Now Red is reduced to part-time-work after a car company restructuring, the Forman family budget is cut too tight to eat and entertain well. Still Kitty joins the festive mood in Point Place when ingrate Jackie's dad, lawyer Jack Burkhart, organizes a reelection campaign stopover in the Wisconsin rat-hole. A speech from the principal against 'social actions' and what motives don't count inspires the basement boys, who till then taught it all lame too lame to bother, to go crazy by streaking. Donna hesitates whether to join her parents in embarrassing matching starts-and-stripes jumpsuits. Mr. Burkhart's committee wanted a Joe ordinary to ask Ford a question, so Bob invites Red, who hesitates, then decides to tell his mind about the policy he feels cost him his job, but is delivered a sissy prepared question- not good enough. The fate of their raincoats and the presence of dogs make the boys realize the (pecker) perils in the nude are too big. When Red seems too nervous to ask either ... Written by
The sound of the car burn out is used while the "That '70s Show" logo shakes into view during the intro. This is one of only a few episodes to differentiate from the normal version of the intro used later. See more »
[in the school cafeteria]
All this food for 45 cents? It is unbelievable!
[He takes a bite of his food, then pushes away his tray]
Oh... I see.
See more »
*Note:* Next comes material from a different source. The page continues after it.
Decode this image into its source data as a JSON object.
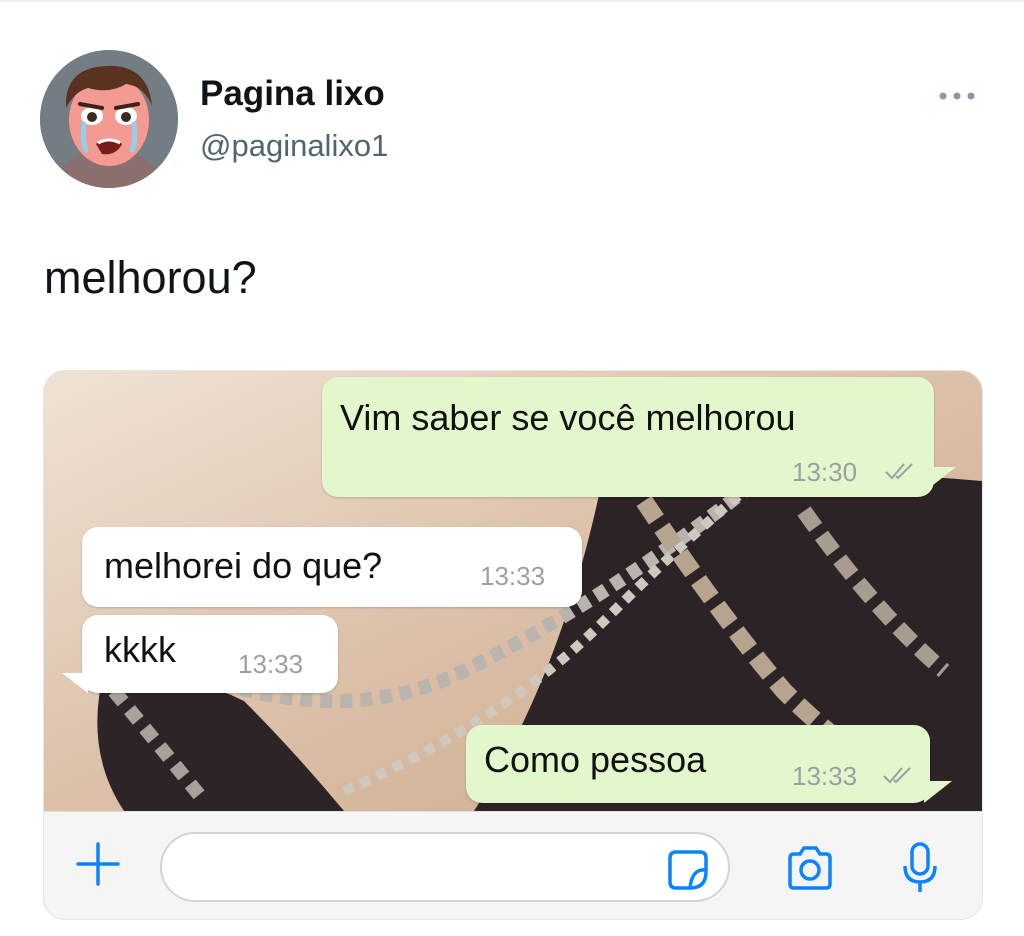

President Gerald R. Ford is coming to small town Wisconsin and Forman clan patriarch Red (Kurtwood Smith) is given the opportunity to ask him one question. The only question facing Red however, is will he ask the pre-approved inquiry or invoke his freedom of speech and ask his own, harder hitting query. For the third show in a series' run, this is a surprisingly dead on sitcom portrait of America. The writers, cast, even (soon to be) long time director David Trainer are all comfortable in their positions and expertly blend together the matchless melting pot of Midwestern values and hyperactive humor.
This show presents a novel way of dealing with the economic recession of the seventies while touching upon the popular counter cultural subject of streaking through populated events (for evidence of this activity's reputation look no further than Ray Steven's 1974 song "The Streak"). Nothing is taboo for this show, be it the sexual inclinations of Donna Pinciotti's parents hinted at before her very ears or religious symbolism depicted in the school cafeteria during a moment of rebellious decision regarding the title pursuit.
It's not just the standout scripting of the episode or the marvelous way it's presented, it's also the undeniably superb casting choices the producers made. There's the show-stealing performance from Kurtwood which begins to truly define his curmudgeonly lovable character. There's also the wonderful highlighting of differences and similarities between working class grump Kurtwood and fun-loving, American flag jumpsuit wearing next door neighbor Don Stark (who plays air-headed Bob Pinciotti a little too perfectly). Each teenager spotlighted on the show has already been well-rounded in their creation and it's also incredible to have two generations of sex symbols living under the same roof on screen: the heartbreakingly hot Laura Prepon (Donna) and the ageless Aphrodite Tanya Roberts (as Donna's mom Midge Pinciotti). I do believe the series marginally missed out by not developing the high school principal (Mark Bramhall) into a recurring supporting role, though that's a very minor nitpick compared to the successes achieved. Overall, "Streaking" hits another horsehide out of the park on the entertainment ball field that is television.